Part of a public-private sector tourism campaign to lure more travelers, the ad was produced by Brand USA, whose CEO, Chris Thompson, calls the effort crucial to supporting a vital sector of the U.S. economy.

Worldwide, tourists make more than one billion international trips annually, and the United Nations says their spending gives a boost to the global economy.

Domestically, the tourism industry directly supports nearly eight million U.S. jobs and impacts millions more. While many of these tourists come from the expanding middle classes in Brazil, India, and China — last year, the U.S. hosted 1.8 million visitors from China alone — efforts are being stepped up to attract even more.

"There is so much more to the United States then they even have any inkling of right now," says Thompson. "And it is pretty much any interest they have, we can deliver it in a way that only the United States can deliver."
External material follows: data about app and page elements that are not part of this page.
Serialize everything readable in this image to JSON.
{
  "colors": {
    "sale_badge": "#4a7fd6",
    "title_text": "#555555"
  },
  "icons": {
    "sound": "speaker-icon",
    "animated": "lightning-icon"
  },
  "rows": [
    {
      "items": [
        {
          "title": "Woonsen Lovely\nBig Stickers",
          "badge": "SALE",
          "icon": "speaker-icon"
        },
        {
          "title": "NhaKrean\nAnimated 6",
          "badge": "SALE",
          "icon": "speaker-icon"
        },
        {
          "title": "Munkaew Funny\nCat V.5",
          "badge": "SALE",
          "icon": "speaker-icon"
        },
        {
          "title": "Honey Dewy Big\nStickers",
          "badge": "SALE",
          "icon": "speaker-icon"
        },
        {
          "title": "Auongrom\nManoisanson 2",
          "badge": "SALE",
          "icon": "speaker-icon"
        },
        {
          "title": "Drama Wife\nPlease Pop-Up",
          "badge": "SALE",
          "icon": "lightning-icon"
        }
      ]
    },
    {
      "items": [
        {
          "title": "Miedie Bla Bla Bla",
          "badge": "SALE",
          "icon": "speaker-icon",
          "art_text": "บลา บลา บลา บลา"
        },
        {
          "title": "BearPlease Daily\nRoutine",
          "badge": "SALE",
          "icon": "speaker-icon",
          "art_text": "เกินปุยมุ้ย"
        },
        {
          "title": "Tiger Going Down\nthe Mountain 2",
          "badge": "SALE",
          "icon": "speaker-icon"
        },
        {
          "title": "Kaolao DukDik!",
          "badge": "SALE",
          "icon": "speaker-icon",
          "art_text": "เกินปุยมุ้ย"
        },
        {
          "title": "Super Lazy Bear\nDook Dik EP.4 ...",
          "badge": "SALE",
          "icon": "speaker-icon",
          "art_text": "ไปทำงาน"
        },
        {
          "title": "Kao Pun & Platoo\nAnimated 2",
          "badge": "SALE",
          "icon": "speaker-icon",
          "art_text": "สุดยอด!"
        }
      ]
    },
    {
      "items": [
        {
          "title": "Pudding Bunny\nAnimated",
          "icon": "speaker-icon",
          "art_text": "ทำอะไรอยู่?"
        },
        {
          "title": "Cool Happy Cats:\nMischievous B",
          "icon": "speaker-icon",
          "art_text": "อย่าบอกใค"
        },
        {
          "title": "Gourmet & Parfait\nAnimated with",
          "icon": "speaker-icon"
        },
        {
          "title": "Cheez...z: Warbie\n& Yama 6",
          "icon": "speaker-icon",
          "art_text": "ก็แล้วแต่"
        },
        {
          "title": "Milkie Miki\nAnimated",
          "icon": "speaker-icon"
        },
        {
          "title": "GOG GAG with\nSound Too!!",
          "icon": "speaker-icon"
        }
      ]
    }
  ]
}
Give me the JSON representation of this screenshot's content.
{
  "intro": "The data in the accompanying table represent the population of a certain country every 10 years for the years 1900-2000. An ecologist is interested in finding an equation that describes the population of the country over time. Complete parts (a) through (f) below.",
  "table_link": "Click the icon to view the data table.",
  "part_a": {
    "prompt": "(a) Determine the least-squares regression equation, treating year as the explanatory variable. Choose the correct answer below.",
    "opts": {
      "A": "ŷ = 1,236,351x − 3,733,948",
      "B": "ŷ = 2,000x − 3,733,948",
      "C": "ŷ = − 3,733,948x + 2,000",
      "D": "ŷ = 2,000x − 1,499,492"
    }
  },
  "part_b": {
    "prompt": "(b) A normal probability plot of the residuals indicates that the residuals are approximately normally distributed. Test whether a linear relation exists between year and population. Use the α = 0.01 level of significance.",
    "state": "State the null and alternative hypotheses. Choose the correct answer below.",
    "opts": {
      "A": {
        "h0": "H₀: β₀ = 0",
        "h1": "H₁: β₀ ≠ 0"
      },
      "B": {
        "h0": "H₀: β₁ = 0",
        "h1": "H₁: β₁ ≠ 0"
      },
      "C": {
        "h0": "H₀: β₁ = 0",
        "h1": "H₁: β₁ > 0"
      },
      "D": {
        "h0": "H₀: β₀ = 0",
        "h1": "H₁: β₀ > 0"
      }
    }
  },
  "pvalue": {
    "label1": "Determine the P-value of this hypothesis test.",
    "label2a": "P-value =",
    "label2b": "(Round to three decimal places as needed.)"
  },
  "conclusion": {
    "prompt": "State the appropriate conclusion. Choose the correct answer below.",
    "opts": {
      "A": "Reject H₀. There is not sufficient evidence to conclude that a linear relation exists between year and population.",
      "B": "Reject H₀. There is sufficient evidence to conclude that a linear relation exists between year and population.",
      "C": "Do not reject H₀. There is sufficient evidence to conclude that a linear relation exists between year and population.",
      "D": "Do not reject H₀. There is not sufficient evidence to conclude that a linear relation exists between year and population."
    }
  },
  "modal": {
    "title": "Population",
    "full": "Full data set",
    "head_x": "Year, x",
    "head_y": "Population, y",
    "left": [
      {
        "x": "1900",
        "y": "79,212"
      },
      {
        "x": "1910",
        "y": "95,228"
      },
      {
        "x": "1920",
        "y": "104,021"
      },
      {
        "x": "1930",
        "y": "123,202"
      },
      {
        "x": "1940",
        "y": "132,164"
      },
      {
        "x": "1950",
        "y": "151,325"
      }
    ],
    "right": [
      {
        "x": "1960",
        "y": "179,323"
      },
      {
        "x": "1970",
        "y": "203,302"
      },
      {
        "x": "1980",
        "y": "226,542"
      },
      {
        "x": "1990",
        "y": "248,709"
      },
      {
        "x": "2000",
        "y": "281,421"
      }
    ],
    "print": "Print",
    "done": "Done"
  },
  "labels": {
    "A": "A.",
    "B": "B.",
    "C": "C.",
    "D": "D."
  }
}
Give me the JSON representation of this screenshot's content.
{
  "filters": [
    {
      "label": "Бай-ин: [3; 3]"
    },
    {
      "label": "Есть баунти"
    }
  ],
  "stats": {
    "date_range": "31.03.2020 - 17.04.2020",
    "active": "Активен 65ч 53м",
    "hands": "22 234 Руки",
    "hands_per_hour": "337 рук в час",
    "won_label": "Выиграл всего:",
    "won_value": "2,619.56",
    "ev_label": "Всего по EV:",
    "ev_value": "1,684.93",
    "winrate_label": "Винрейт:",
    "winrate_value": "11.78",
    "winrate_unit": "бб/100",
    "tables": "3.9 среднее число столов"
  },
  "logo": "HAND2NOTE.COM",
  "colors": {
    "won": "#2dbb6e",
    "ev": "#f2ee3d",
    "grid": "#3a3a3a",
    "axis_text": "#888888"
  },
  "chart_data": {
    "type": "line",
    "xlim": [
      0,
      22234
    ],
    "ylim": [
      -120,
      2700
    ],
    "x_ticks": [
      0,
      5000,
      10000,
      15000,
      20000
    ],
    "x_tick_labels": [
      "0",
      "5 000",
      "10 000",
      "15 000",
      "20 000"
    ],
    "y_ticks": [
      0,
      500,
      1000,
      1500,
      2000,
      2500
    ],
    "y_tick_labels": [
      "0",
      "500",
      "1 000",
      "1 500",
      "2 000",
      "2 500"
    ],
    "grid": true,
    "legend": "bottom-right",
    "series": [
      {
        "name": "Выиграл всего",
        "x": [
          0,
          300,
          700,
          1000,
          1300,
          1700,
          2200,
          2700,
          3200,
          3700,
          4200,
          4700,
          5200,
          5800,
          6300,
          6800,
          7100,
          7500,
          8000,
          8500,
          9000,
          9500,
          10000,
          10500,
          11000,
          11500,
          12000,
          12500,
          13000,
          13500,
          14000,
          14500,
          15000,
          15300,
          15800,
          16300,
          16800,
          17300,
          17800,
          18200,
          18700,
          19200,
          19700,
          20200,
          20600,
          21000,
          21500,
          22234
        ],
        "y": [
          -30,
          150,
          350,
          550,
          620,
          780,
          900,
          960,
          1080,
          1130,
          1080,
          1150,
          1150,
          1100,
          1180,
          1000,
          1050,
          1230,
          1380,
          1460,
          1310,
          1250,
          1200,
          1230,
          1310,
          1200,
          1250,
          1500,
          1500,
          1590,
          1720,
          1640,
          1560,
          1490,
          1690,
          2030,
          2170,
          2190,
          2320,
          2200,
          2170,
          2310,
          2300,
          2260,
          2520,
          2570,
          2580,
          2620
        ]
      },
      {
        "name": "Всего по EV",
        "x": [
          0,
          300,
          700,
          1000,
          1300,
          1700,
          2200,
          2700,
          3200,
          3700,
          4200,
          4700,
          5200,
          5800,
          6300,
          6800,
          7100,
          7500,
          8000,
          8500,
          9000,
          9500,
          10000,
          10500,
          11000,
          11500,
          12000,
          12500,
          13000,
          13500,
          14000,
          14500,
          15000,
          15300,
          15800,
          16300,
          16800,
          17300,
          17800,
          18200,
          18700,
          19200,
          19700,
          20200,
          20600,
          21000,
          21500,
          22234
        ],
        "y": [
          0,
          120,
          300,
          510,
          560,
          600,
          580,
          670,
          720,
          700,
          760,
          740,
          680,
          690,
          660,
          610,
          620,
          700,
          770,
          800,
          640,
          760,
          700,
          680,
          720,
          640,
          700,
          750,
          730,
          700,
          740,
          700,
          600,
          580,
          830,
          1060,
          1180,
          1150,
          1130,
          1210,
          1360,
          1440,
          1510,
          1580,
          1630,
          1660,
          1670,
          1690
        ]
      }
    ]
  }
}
According to Daniel Shen, president of Lion Tours, Chinese tourists spend nearly $6,000 to make a U.S. visit — more than guests from other nations — thanks to the country's sustained economic growth, strengthening currency, and rapidly expanding wealth.

While the campaign promotes a range of U.S. cities across the continent, specific criteria informs the decision to promote certain destinations.

"Shopping is kind of a 'must thing' for Chinese people," says Chen. "For Chinese, when a family member travels overseas, they always bring something back. When they return, [they] give to their family, friends... colleagues, even."

Ever since and agreement between the U.S. and Chinese officials made it easier for Chinese tourists to visit, Chen says he is hearing fewer complaints about visas or the long airport lines that once annoyed international travelers.

And visitors like these in Washington, says Chen, are also get a more accurate picture of what the United States has to offer.

"[In] U.S., not all cities [are] like Hollywood movies or the wild, wild west, people carrying guns and shooting around on street," he says.

But they are shooting with cameras.

Tourism officials are working on an IMAX film to showcase America's national parks. They hope to finish it in plenty of time to celebrate the 100th anniversary of these protected places in August 2016.